Yesterday respectable old Labour, in the appropriately jowly shape of the former deputy leader, Roy Hattersley, had its say about education. There should be one, undivided service, he told the conference, a single "unified system of comprehensive education". To that end he condemned the education spokesman, David Blunkett's plans to allow grant-maintained schools to hold a slightly different status from ordinary schools. He was not mollified by Mr Blunkett's assertion that such questions of structure were beside the point. Standards and structure were bound together and could not be separated, he argued.

On this last point Mr Hattersley is surely right. Of course Mr Blunkett and Mr Blair deserve credit for for their stress on improving the quality of teachers, for accepting the need to measure performance and for sending out clear signals about the intention to raise standards. But there is nevertheless something unsatisfactory about the leadership's current attempt to sweep under the carpet the question of how and by whom access to education is to be controlled.

In the first place, according to Mr Blair, new Labour's crusade for education (unlike Mr Hattersley's) embraces the idea of a diversity of schools. The Labour leader painted a picture in which there would be schools which emphasised music, or maths, or design. "Schools with a specialism that brings out the best in their pupils", as he put it. This vision of the education system is both more attractive and more relevant than the bureaucratic egalitarianism of the Hattersley camp.

But on what basis will children be allocated to such schools? Labour has set its face against selection either by examination or by parental interview. At the moment geographical proximity ("catchment") is the main factor in the state system. Such a system cannot coexist with the development of more specialised schools. So, just as denominational schools demand some level of religious commitment on the part of parent or child, specialist schools would need to be assured of some level of aptitude. Some form of negotiation between parent and school is inevitable; the challenge is to develop a set of criteria which is transparent and which allows as much weight as possible to the view of the parents. We have as yet no idea about how Labour thinks this might be done.

Mr Blunkett's stance is that a new education system for a new Britain will come about through a drive to raise standards in schools through the efforts of boards of governors, local education authorities, inspectors and the government. These bodies will employ headteachers, monitor performance and take any necessary action. Which is fine as far as it goes. What it completely fails to do, however, is to harness the perceptions, desires and choices of the parents themselves as an organic driver of standards. Yet, as we have discovered in practically every other area of service provision, allowance for consumer choice provides an important stimulus to improving performance and signalling when things are going wrong.

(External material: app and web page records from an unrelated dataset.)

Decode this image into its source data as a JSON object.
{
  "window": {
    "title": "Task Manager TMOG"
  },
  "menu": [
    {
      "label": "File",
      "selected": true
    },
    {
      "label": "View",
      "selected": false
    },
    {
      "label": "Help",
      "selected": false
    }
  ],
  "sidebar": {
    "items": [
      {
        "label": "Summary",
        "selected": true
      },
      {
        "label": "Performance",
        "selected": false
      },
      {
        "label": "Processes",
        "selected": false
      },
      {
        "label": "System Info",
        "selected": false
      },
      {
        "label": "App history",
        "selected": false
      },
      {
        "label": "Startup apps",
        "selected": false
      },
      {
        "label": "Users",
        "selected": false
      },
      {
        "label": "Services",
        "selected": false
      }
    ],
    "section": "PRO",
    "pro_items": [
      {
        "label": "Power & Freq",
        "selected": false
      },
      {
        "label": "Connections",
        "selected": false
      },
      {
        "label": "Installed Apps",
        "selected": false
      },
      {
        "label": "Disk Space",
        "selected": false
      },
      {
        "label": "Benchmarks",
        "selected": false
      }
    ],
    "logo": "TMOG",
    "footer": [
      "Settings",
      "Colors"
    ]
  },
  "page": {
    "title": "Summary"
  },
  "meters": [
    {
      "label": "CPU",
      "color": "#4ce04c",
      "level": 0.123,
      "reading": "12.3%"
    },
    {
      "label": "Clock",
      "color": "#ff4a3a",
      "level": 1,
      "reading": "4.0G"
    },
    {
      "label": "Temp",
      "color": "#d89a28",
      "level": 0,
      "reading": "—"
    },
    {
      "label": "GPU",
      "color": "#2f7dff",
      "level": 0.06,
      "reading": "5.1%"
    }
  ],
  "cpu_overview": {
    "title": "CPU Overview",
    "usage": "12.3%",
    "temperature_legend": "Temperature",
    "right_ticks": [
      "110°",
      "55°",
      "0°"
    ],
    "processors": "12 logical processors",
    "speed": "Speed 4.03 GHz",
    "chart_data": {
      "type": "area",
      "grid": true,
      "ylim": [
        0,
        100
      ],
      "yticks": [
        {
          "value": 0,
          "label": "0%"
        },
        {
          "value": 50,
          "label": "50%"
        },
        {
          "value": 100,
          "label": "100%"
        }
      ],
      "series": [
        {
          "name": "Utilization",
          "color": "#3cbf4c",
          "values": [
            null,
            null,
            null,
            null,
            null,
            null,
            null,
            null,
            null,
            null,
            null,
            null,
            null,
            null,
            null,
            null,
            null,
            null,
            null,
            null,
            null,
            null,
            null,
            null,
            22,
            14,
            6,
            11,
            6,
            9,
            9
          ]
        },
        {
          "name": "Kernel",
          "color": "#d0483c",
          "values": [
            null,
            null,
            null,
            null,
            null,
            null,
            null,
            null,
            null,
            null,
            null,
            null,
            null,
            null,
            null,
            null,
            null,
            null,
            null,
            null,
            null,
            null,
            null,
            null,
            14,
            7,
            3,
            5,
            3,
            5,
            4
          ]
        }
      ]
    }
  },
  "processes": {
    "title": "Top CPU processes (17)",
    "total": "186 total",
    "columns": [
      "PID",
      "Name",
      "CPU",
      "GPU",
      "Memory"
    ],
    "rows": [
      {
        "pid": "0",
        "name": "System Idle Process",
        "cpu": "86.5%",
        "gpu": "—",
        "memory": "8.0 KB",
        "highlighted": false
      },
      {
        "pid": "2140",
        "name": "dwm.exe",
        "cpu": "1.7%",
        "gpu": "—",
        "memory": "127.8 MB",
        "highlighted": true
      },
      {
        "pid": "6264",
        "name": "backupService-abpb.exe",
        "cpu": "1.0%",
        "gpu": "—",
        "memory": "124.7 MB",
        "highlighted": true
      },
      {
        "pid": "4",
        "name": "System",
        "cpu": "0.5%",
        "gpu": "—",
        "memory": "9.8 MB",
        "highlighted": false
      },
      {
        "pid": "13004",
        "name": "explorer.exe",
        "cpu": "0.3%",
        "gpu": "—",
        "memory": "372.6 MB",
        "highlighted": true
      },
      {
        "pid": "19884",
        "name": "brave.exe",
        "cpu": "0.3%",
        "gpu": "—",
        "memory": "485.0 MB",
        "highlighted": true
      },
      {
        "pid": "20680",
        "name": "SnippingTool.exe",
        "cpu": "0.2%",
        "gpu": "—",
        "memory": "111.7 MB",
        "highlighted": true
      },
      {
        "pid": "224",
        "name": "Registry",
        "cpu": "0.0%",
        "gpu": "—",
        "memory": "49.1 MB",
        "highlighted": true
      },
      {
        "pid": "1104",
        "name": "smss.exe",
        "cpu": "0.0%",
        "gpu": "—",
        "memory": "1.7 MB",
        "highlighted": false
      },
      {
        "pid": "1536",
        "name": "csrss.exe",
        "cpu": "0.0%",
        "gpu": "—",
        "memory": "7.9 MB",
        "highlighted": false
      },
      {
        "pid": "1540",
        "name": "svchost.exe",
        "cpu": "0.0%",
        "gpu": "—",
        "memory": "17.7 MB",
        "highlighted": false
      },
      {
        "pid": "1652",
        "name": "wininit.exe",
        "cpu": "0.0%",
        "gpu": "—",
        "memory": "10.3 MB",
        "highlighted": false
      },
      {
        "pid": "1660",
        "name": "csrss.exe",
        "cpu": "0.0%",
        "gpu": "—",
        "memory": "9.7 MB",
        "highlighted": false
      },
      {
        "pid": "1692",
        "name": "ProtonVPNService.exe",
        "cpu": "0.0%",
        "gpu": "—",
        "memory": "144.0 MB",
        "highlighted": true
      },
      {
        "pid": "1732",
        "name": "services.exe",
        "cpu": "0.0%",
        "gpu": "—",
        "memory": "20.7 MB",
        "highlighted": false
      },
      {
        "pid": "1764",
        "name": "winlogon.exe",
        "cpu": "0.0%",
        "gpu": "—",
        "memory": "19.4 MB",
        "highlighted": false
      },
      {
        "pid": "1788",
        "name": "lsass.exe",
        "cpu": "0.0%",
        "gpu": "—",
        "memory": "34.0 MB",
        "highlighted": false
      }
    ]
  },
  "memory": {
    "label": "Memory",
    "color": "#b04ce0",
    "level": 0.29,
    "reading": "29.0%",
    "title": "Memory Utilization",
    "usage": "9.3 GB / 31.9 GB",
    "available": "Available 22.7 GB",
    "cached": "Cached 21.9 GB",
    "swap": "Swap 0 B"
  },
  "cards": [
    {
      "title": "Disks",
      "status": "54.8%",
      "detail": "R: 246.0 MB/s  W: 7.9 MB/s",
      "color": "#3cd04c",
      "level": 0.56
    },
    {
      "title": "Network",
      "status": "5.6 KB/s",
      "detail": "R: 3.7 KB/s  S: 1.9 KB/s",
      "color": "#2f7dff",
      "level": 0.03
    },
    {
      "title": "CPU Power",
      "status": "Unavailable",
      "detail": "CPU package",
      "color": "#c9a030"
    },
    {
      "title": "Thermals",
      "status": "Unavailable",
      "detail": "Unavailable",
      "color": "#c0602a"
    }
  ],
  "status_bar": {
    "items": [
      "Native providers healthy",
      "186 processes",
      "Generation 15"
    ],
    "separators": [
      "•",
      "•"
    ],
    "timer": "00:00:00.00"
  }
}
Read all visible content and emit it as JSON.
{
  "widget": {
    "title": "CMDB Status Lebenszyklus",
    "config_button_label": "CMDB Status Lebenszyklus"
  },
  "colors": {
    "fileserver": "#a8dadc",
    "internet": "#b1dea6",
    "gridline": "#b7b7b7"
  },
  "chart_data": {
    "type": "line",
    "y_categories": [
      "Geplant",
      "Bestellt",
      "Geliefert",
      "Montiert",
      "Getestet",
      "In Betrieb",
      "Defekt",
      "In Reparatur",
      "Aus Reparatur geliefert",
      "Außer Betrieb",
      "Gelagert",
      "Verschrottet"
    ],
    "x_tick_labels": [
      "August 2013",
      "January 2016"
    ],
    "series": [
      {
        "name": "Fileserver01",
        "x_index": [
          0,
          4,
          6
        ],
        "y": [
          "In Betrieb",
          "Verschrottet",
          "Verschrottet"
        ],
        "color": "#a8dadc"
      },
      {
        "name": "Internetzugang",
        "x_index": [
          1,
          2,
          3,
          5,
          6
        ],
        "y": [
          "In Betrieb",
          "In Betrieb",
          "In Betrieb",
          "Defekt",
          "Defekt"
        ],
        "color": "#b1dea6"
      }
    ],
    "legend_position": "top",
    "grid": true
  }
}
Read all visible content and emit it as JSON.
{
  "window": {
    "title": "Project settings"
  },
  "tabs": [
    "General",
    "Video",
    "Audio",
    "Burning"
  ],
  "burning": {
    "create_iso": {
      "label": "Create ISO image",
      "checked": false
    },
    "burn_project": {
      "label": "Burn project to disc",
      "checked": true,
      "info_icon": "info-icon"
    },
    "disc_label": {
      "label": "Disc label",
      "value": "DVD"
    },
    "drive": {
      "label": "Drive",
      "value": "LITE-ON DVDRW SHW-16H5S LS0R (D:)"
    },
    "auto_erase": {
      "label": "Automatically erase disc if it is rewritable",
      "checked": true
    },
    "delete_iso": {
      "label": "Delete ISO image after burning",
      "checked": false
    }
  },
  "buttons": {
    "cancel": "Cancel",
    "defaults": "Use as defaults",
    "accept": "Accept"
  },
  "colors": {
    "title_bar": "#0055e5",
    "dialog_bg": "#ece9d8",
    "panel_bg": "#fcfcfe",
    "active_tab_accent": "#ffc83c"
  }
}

To be fair to new Labour, there are formidable practical difficulties involved in giving practical shape to the ideal of parental choice. We have not yet discovered how to "grow" popular schools, while managing the decline of those that are failing. But it is depressing that Mr Blunkett and his colleagues, despite seeing off the Hattersleyites, have set their faces so sternly against any discussion of vouchers, even experimentally in extending access to nursery education. As a result of such restricted vision they are in danger of leading a crusade not to the Promised Land, but only as far as the Slightly Better Land.